== Provided data ==
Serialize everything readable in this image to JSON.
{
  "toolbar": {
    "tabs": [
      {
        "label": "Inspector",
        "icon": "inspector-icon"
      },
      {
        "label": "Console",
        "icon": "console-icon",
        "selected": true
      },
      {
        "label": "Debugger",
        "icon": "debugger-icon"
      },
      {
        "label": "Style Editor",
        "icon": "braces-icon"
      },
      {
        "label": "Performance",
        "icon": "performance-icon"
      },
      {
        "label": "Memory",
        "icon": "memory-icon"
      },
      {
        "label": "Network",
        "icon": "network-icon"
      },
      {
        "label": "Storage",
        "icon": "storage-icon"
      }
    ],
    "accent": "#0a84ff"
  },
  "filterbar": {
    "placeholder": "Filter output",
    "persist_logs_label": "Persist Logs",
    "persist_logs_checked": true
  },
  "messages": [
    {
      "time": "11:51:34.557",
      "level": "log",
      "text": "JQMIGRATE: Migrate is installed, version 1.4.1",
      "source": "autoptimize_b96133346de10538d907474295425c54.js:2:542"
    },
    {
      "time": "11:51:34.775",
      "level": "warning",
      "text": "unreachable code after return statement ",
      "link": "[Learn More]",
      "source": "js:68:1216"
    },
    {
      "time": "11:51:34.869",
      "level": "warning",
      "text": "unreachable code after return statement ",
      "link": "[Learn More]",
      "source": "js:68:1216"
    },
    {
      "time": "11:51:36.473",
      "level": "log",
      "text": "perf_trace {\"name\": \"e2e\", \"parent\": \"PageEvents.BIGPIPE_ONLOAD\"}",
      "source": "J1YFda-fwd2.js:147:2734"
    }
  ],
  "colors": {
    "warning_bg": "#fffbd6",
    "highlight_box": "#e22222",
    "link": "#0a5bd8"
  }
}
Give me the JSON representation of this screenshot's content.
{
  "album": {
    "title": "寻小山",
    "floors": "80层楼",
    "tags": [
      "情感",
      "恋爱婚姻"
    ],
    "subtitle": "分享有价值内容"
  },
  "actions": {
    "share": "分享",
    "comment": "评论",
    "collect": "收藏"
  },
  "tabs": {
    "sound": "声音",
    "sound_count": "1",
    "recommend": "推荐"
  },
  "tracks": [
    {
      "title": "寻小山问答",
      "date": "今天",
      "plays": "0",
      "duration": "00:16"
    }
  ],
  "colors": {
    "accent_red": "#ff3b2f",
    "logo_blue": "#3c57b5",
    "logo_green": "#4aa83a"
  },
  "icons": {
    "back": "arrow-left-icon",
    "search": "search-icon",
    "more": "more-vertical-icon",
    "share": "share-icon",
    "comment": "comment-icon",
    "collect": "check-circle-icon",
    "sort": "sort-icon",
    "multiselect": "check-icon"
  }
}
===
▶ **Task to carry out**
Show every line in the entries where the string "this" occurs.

▶ **Finished exercise**
Serialize everything readable in this image to JSON.
Give me the JSON representation of this screenshot's content.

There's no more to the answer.